The Bradford Road junction with Smith Carr Lane and not a motor vehicle in sight but there is still plenty of horse power to be seen even on what appears to be a very quiet day.
The large building with the steps to the front door was the Martins Nest public house but having seen its best years as a pub becoming something of the past in recent years, it was transformed into what is now the very popular Thaal Indian Restaurant.
This photograph was taken during the period when Mr A. Bottomley was the licensee 1909. The Martins Nest was used in the early days when Bradford Road was a turnpike road. Like the Punch Bowl at Bailiff Bridge and the George Hotel in the town centre, the Martins Nest was built or converted to be a resting place for weary travellers with facilities at the back for stabling the horses and space to park-up the carriage.
There is evidence that the era of modern passenger transport for the masses had arrived with the tramcar tracks clearly visible. This was part of the route from the George Hotel through to Bailiff Bridge and was opened in October 1904.
In our second featured photograph are all the tramway track layers sat on the steps outside the Martins Nest in 1904, no doubt suitably refreshed before being caught on camera. They could never have dreamt that over a hundred years later we could still be able to see them posing on that summers day all those years ago.

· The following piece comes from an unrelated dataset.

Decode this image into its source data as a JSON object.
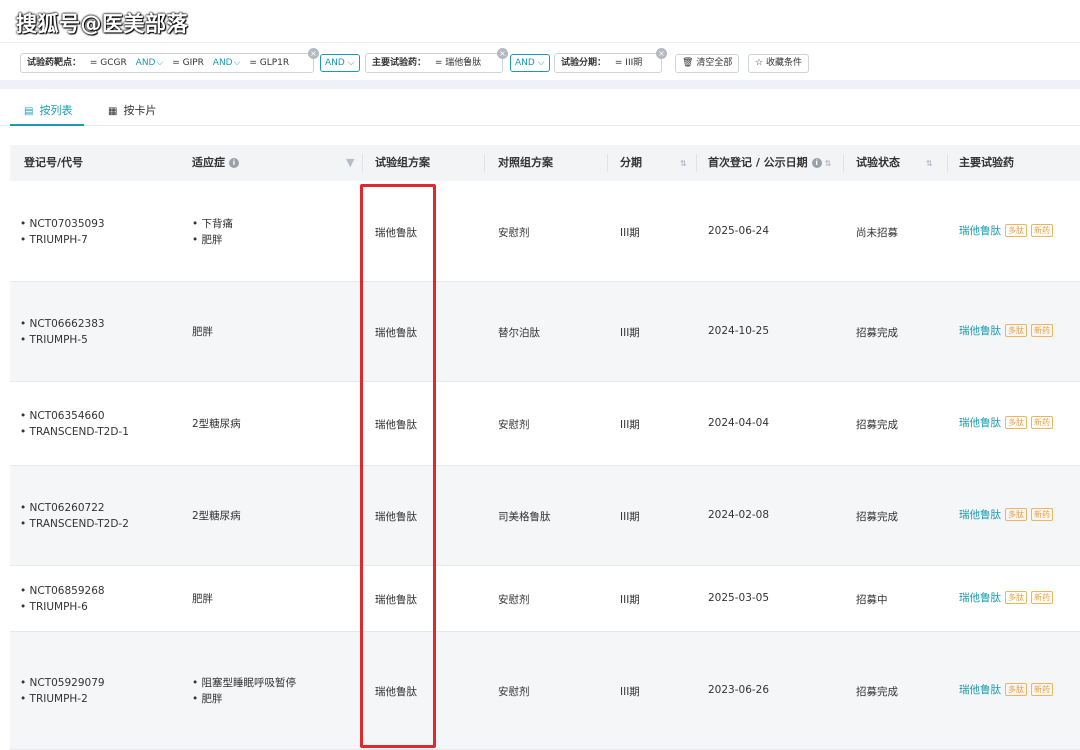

By the early 1920s Bailiff Bridge had a bus service through to Brighouse and that was a bus service in the modern sense. The Brighouse Motor Agency which had been established on Bradford Road (where the A1 Power tool company is now) just out of the village. It was just after the First World War when the new bus service was up and running and that was before the first trams had started to arrive in Brighouse from Huddersfield, in 1923.
Looking just beyond the Martins Nest and the advertising hoardings is the junction of Cross Street and clearly visible is the corner door to what is now Tastebuds Sandwich shop but when this photograph was taken it was Mr D. Hamshaw’s grocery shop.
Returning to the Martins Nest and looking at the frontage to the right of the fall pipe, that side of the building appears to be newer than the left hand side judging from the colour of the stone. The rather elaborately shaped chimney on the frontage also appears to be new stone. If you look on the present day building that chimney is no longer there. The other clue to that side being new is the positioning of the steps to the front door. They are clearly in the middle of the older part of the building.
Peering between the trees on the horizon is the Victorian Gentleman’s residence ‘Ellwood’. Some of the owners have included members of the Kershaw family notably Cornelius Kershaw and members of the Stott family who had the North Vale Doubling Mills at Bailiff Bridge. It was sold in 1982 as a family home and was converted to a residential home for the elderly but was demolished when a planning application was submitted to build a new four-storey 60 bed residential home on the site. But there is no sign yet of any development on the now vacant 1.81 acre site.
These are two photographs that can tell us so much about just a small section of Bradford Road.